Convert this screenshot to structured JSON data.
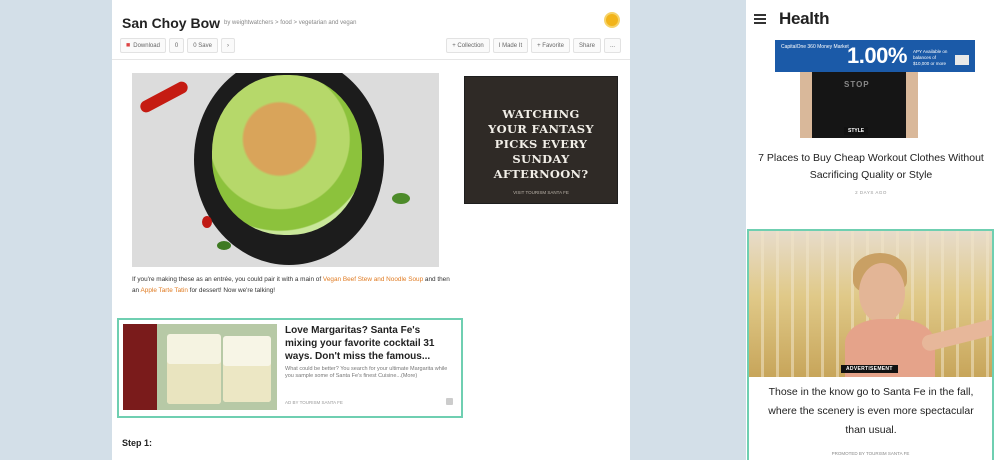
{
  "desktop": {
    "title": "San Choy Bow",
    "byline": "by weightwatchers > food > vegetarian and vegan",
    "toolbar": {
      "download": "Download",
      "count": "0",
      "save": "0 Save",
      "collection": "+ Collection",
      "made_it": "I Made It",
      "favorite": "+ Favorite",
      "share": "Share",
      "more": "..."
    },
    "ad": {
      "headline": "WATCHING YOUR FANTASY PICKS EVERY SUNDAY AFTERNOON?",
      "footer": "VISIT TOURISM SANTA FE"
    },
    "paragraph": {
      "pre": "If you're making these as an entrée, you could pair it with a main of ",
      "link1": "Vegan Beef Stew and Noodle Soup",
      "mid": " and then an ",
      "link2": "Apple Tarte Tatin",
      "post": " for dessert! Now we're talking!"
    },
    "native_ad": {
      "title": "Love Margaritas? Santa Fe's mixing your favorite cocktail 31 ways. Don't miss the famous...",
      "body": "What could be better? You search for your ultimate Margarita while you sample some of Santa Fe's finest Cuisine...(More)",
      "sponsor": "AD BY TOURISM SANTA FE"
    },
    "step": "Step 1:"
  },
  "mobile": {
    "brand": "Health",
    "banner": {
      "brand": "CapitalOne 360 Money Market",
      "rate": "1.00%",
      "rate_note": "APY Available on balances of $10,000 or more",
      "cta": ""
    },
    "shirt_text": "STOP",
    "style_tag": "STYLE",
    "article": {
      "headline": "7 Places to Buy Cheap Workout Clothes Without Sacrificing Quality or Style",
      "date": "2 DAYS AGO"
    },
    "sponsored": {
      "tag": "ADVERTISEMENT",
      "text": "Those in the know go to Santa Fe in the fall, where the scenery is even more spectacular than usual.",
      "promoted": "PROMOTED BY TOURISM SANTA FE"
    }
  },
  "colors": {
    "background": "#d3dfe8",
    "accent_link": "#e07b22",
    "native_border": "#6fcfb1",
    "banner_blue": "#1b5aa8"
  }
}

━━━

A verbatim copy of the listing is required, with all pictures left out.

Convert this screenshot to structured JSON data.
{
  "desktop": {
    "title": "San Choy Bow",
    "byline": "by weightwatchers > food > vegetarian and vegan",
    "toolbar": {
      "download": "Download",
      "count": "0",
      "save": "0 Save",
      "collection": "+ Collection",
      "made_it": "I Made It",
      "favorite": "+ Favorite",
      "share": "Share",
      "more": "..."
    },
    "ad": {
      "headline": "WATCHING YOUR FANTASY PICKS EVERY SUNDAY AFTERNOON?",
      "footer": "VISIT TOURISM SANTA FE"
    },
    "paragraph": {
      "pre": "If you're making these as an entrée, you could pair it with a main of ",
      "link1": "Vegan Beef Stew and Noodle Soup",
      "mid": " and then an ",
      "link2": "Apple Tarte Tatin",
      "post": " for dessert! Now we're talking!"
    },
    "native_ad": {
      "title": "Love Margaritas? Santa Fe's mixing your favorite cocktail 31 ways. Don't miss the famous...",
      "body": "What could be better? You search for your ultimate Margarita while you sample some of Santa Fe's finest Cuisine...(More)",
      "sponsor": "AD BY TOURISM SANTA FE"
    },
    "step": "Step 1:"
  },
  "mobile": {
    "brand": "Health",
    "banner": {
      "brand": "CapitalOne 360 Money Market",
      "rate": "1.00%",
      "rate_note": "APY Available on balances of $10,000 or more",
      "cta": ""
    },
    "shirt_text": "STOP",
    "style_tag": "STYLE",
    "article": {
      "headline": "7 Places to Buy Cheap Workout Clothes Without Sacrificing Quality or Style",
      "date": "2 DAYS AGO"
    },
    "sponsored": {
      "tag": "ADVERTISEMENT",
      "text": "Those in the know go to Santa Fe in the fall, where the scenery is even more spectacular than usual.",
      "promoted": "PROMOTED BY TOURISM SANTA FE"
    }
  },
  "colors": {
    "background": "#d3dfe8",
    "accent_link": "#e07b22",
    "native_border": "#6fcfb1",
    "banner_blue": "#1b5aa8"
  }
}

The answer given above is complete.